Exactly reproduce each line of the listing that follows.
RECORDS TO PROCESS section start
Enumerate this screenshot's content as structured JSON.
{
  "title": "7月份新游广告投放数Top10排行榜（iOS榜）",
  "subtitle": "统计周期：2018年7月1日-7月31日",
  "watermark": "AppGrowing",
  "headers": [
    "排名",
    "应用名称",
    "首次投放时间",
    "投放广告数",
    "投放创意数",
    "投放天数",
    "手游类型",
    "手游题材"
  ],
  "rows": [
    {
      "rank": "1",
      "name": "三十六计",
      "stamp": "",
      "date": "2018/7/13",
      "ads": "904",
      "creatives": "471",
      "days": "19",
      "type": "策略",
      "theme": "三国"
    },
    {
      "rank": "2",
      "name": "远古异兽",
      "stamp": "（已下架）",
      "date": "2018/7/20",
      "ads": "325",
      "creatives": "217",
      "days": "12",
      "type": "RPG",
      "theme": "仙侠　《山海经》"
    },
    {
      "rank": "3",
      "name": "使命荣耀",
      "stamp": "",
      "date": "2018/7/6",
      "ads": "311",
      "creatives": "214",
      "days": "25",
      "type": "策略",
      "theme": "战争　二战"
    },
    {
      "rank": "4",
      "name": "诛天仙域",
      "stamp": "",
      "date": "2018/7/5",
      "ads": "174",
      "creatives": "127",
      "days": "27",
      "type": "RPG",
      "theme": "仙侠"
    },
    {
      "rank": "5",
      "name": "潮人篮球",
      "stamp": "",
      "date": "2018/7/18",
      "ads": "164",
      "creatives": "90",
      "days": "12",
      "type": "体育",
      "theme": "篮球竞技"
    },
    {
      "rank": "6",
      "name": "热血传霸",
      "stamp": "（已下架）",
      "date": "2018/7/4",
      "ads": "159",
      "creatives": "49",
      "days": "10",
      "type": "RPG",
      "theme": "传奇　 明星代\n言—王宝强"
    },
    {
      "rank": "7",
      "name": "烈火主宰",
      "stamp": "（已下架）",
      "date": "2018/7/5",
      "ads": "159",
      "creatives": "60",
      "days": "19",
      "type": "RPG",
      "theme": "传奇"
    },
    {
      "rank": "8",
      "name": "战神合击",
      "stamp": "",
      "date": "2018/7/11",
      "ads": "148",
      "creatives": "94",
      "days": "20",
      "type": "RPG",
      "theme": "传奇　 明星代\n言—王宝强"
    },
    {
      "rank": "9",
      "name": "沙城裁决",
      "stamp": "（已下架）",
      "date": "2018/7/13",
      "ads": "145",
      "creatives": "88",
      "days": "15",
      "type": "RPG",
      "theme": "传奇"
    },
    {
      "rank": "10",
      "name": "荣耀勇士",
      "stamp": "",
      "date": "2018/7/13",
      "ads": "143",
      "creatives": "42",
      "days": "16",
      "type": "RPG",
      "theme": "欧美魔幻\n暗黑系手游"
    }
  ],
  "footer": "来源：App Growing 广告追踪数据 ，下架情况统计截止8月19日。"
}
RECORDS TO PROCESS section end
OUTPUT FOR THIS TASK:
Enumerate this screenshot's content as structured JSON.
{
  "title": "7月份新游广告投放数Top10排行榜（iOS榜）",
  "subtitle": "统计周期：2018年7月1日-7月31日",
  "watermark": "AppGrowing",
  "headers": [
    "排名",
    "应用名称",
    "首次投放时间",
    "投放广告数",
    "投放创意数",
    "投放天数",
    "手游类型",
    "手游题材"
  ],
  "rows": [
    {
      "rank": "1",
      "name": "三十六计",
      "stamp": "",
      "date": "2018/7/13",
      "ads": "904",
      "creatives": "471",
      "days": "19",
      "type": "策略",
      "theme": "三国"
    },
    {
      "rank": "2",
      "name": "远古异兽",
      "stamp": "（已下架）",
      "date": "2018/7/20",
      "ads": "325",
      "creatives": "217",
      "days": "12",
      "type": "RPG",
      "theme": "仙侠　《山海经》"
    },
    {
      "rank": "3",
      "name": "使命荣耀",
      "stamp": "",
      "date": "2018/7/6",
      "ads": "311",
      "creatives": "214",
      "days": "25",
      "type": "策略",
      "theme": "战争　二战"
    },
    {
      "rank": "4",
      "name": "诛天仙域",
      "stamp": "",
      "date": "2018/7/5",
      "ads": "174",
      "creatives": "127",
      "days": "27",
      "type": "RPG",
      "theme": "仙侠"
    },
    {
      "rank": "5",
      "name": "潮人篮球",
      "stamp": "",
      "date": "2018/7/18",
      "ads": "164",
      "creatives": "90",
      "days": "12",
      "type": "体育",
      "theme": "篮球竞技"
    },
    {
      "rank": "6",
      "name": "热血传霸",
      "stamp": "（已下架）",
      "date": "2018/7/4",
      "ads": "159",
      "creatives": "49",
      "days": "10",
      "type": "RPG",
      "theme": "传奇　 明星代\n言—王宝强"
    },
    {
      "rank": "7",
      "name": "烈火主宰",
      "stamp": "（已下架）",
      "date": "2018/7/5",
      "ads": "159",
      "creatives": "60",
      "days": "19",
      "type": "RPG",
      "theme": "传奇"
    },
    {
      "rank": "8",
      "name": "战神合击",
      "stamp": "",
      "date": "2018/7/11",
      "ads": "148",
      "creatives": "94",
      "days": "20",
      "type": "RPG",
      "theme": "传奇　 明星代\n言—王宝强"
    },
    {
      "rank": "9",
      "name": "沙城裁决",
      "stamp": "（已下架）",
      "date": "2018/7/13",
      "ads": "145",
      "creatives": "88",
      "days": "15",
      "type": "RPG",
      "theme": "传奇"
    },
    {
      "rank": "10",
      "name": "荣耀勇士",
      "stamp": "",
      "date": "2018/7/13",
      "ads": "143",
      "creatives": "42",
      "days": "16",
      "type": "RPG",
      "theme": "欧美魔幻\n暗黑系手游"
    }
  ],
  "footer": "来源：App Growing 广告追踪数据 ，下架情况统计截止8月19日。"
}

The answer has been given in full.